In the listing, find every line that has the string "want" and copy it.

★ ★ ★ ★ ★ ★ ★

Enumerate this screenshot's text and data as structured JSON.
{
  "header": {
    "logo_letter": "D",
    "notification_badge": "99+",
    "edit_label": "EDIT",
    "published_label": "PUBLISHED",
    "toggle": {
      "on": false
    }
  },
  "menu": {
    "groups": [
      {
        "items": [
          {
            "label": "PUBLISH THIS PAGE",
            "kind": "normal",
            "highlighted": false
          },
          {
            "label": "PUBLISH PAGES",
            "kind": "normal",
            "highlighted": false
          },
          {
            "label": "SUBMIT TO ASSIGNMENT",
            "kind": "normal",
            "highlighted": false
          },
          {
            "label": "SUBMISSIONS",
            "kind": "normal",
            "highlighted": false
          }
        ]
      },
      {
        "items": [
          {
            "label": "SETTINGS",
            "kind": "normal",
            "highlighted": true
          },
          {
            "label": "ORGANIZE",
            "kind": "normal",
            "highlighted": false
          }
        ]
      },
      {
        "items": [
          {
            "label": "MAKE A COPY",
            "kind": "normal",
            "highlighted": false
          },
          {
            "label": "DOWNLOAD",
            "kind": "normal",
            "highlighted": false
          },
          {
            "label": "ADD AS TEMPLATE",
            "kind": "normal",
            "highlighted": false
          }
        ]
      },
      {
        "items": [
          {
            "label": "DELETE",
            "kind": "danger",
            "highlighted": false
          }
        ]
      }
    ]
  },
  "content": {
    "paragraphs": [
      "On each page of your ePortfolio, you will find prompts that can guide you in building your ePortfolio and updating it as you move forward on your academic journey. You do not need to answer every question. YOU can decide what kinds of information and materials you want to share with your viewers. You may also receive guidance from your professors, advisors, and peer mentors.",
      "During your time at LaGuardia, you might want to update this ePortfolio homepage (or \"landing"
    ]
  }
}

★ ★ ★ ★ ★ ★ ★

■ COMPLETED TASK ■
      "On each page of your ePortfolio, you will find prompts that can guide you in building your ePortfolio and updating it as you move forward on your academic journey. You do not need to answer every question. YOU can decide what kinds of information and materials you want to share with your viewers. You may also receive guidance from your professors, advisors, and peer mentors.",
      "During your time at LaGuardia, you might want to update this ePortfolio homepage (or \"landing"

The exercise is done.